Inside Jared Fogle's Life in Prison: Former Subway Pitchman a 'Constant Target,' Source Says
"Jared is going to have a hard time as he works his way through the system," says onetime inmate Larry Levine
A former inmate who is considered an expert on the culture of correctional facilities tells PEOPLE the Jan. 29 alleged beating of former Subway spokesman Jared Fogle wasn’t the first attack the convicted pedophile has endured since entering Colorado’s Englewood Prison, and it won’t be the last.
Larry Levine, a prison consultant who’d spent ten years in a total of 11 federal penitentiaries, says he has a number of clients – who have hired him to guide them through the experience of surviving prison – incarcerated with Fogle who claim he’s a constant target for prison ridicule.
A spokesperson for the the U.S. Bureau of Prisons did not respond to PEOPLE’s request for comment on Thursday. On Wednesday, a spokesperson would not confirm the assault or punishment “based on the need to ensure safety and security in our institutions and in accordance with legal requirements including the Privacy Act.”
“He’s been slapped around fairly consistently since the start of his sentence it just hasn’t been reported,” Levine tells PEOPLE. “He’s had several inmates warn him to keep away, and he’s been threatened that if he says anything about being roughed up, they’ll get to him.”
Fogle sustained a bloody nose, facial bruising, and neck abrasions in the Jan. 29 assault in the prison’s recreation yard, according to an incident report by the Federal Bureau of Prisons. The brother of Fogle s alleged assailant tells PEOPLE that 60-year-old inmate Steven Nigg simply “can’t be around child molesters” without getting violent.
Levine says he thinks the next 15-plus years will be difficult for Fogle, even if he is transferred to a different prison. “That stigma of what he did will follow him wherever he goes,” says Levine, who was convicted in 1999 on conspiracy, fraud, racketeering, and weapons charges. “He’s four months into a 16-year sentence and he’s already been assaulted several times.
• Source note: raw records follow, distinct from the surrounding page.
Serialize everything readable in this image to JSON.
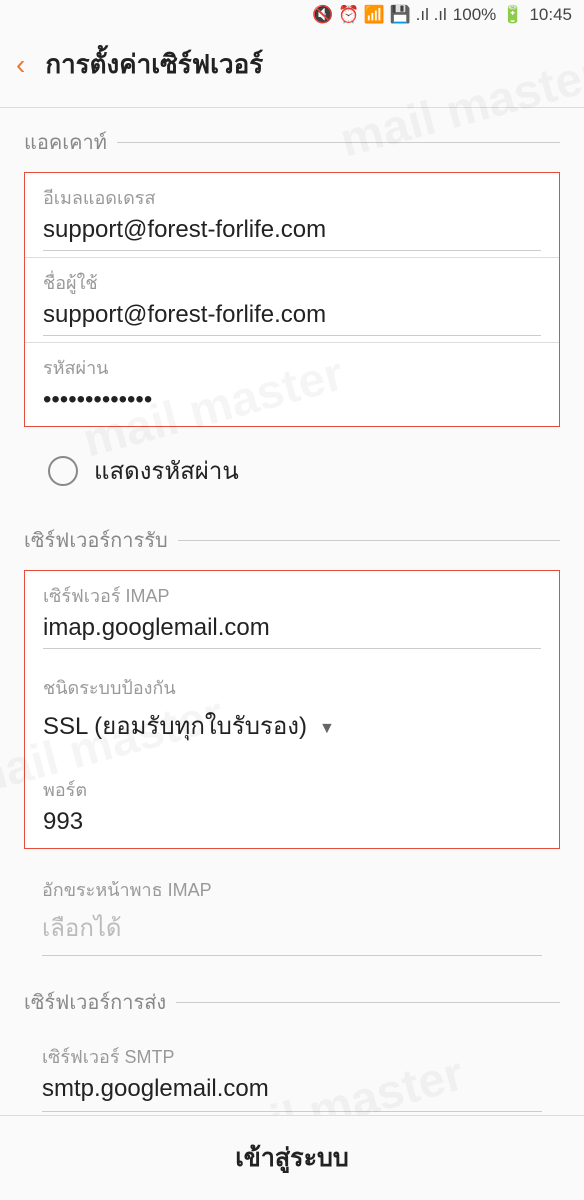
{
  "status": {
    "icons": "🔇 ⏰ 📶 💾 📶 📶",
    "battery": "100%",
    "batt_icon": "🔋",
    "time": "10:45"
  },
  "header": {
    "title": "การตั้งค่าเซิร์ฟเวอร์"
  },
  "account": {
    "section_label": "แอคเคาท์",
    "email_label": "อีเมลแอดเดรส",
    "email_value": "support@forest-forlife.com",
    "username_label": "ชื่อผู้ใช้",
    "username_value": "support@forest-forlife.com",
    "password_label": "รหัสผ่าน",
    "password_value": "•••••••••••••",
    "show_password": "แสดงรหัสผ่าน"
  },
  "incoming": {
    "section_label": "เซิร์ฟเวอร์การรับ",
    "server_label": "เซิร์ฟเวอร์ IMAP",
    "server_value": "imap.googlemail.com",
    "security_label": "ชนิดระบบป้องกัน",
    "security_value": "SSL (ยอมรับทุกใบรับรอง)",
    "port_label": "พอร์ต",
    "port_value": "993",
    "path_label": "อักขระหน้าพาธ IMAP",
    "path_placeholder": "เลือกได้"
  },
  "outgoing": {
    "section_label": "เซิร์ฟเวอร์การส่ง",
    "server_label": "เซิร์ฟเวอร์ SMTP",
    "server_value": "smtp.googlemail.com"
  },
  "footer": {
    "login": "เข้าสู่ระบบ"
  }
}
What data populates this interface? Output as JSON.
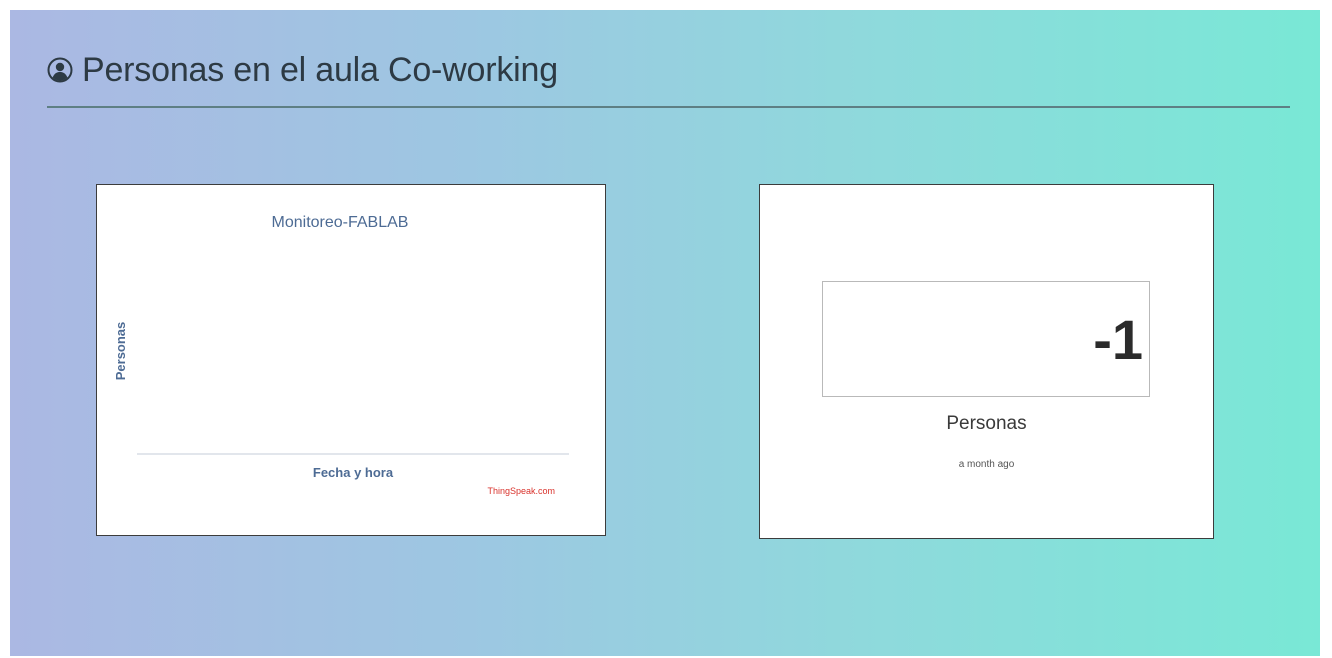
{
  "header": {
    "title": "Personas en el aula Co-working",
    "icon": "user-circle-icon"
  },
  "chart_widget": {
    "credit": "ThingSpeak.com",
    "credit_color": "#d9322c",
    "text_color": "#4d6b94"
  },
  "chart_data": {
    "type": "line",
    "title": "Monitoreo-FABLAB",
    "xlabel": "Fecha y hora",
    "ylabel": "Personas",
    "series": []
  },
  "value_widget": {
    "value": "-1",
    "label": "Personas",
    "updated": "a month ago"
  },
  "colors": {
    "gradient_start": "#abb8e3",
    "gradient_end": "#79e8d6",
    "header_rule": "#5e7f84"
  }
}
I would say this guy has some serious problems.”
According to Levine, prisons have a hierarchy, with varying degrees of respect shown for a wide-ranging array of offenses. Sexual assaults against children, he says, are considered the most deplorable crimes.
“There’s a pecking order in prison, and at the top, you’ve got the guys who’ve killed people – gang members, organized crime affiliates,” Levine starts. “People like Jared are at bottom, with the rats and the snitches. No prisoner wants to associate with a child molester. Jared is going to have a hard time as he works his way through the system. No one wants to befriend or associate with someone like that.”
Levine says that prisoners often refer to child molesters as “chomos.” These offenders are even despised by prison staffers, Levine says.
“With chomos, they’ll never tell other inmates what they’re in for,” Levine explains. They’ll say they’re in for drugs or fraud, but you can see it in their eyes.”
Levine says that his clients at Englewood Prison tell him Fogle’s arrival was preceded by a mandate from the warden: “The word from the administration was, ‘Hand’s off Jared,'” he says.
But the prisoners have not obeyed, Levine says. “When he got there, I was told prisoners started chanting, F— Jared, and Englewood is a chomo yard: 75 percent of the inmates there are child molesters,” says Levine. “Jared is there with a lot of his own kind, and is considered king of the chomos. The other chomos respect him, like he’s their God or something.”
Levine claims Fogle has been “packing on the pounds” since becoming a resident of Englewood Prison. He plays tennis there, but “the regular inmates won’t play with him, so all the chomos have started their own tennis league.”
While Fogle continues appealing his nearly 16-year sentence, Levine thinks the former sandwich pitchman is fighting a losing battle.
“That sentence was a result of a plea agreement he made,” Levine says. “His appeal is worthless, because he won’t be able to prove the court made any errors in this case. Just because you don’t like your sentence doesn’t mean you should appeal it.”
Fogle’s attacker is in prison on weapons charges, and will be a free man in 2024 – five years before Fogle’s release.
Fogle pleaded guilty to the charges against him in November, but has since filed an appeal of the sentence.
According to the government’s pre-sentencing filing, “Fogle went to great lengths to engage in commercial sex acts with underage minors.” The filing adds that “he continually communicated with the prostituted minors in his attempts to find even younger children for sex. He specified the ages he wanted, including 14- and 15-year-olds.”
One of Fogle’s attorneys, Ronald Elberger, declined to comment to PEOPLE on Wednesday. Another of Fogle’s attorneys, Jeremy Margolis, did not return PEOPLE’s calls for comment.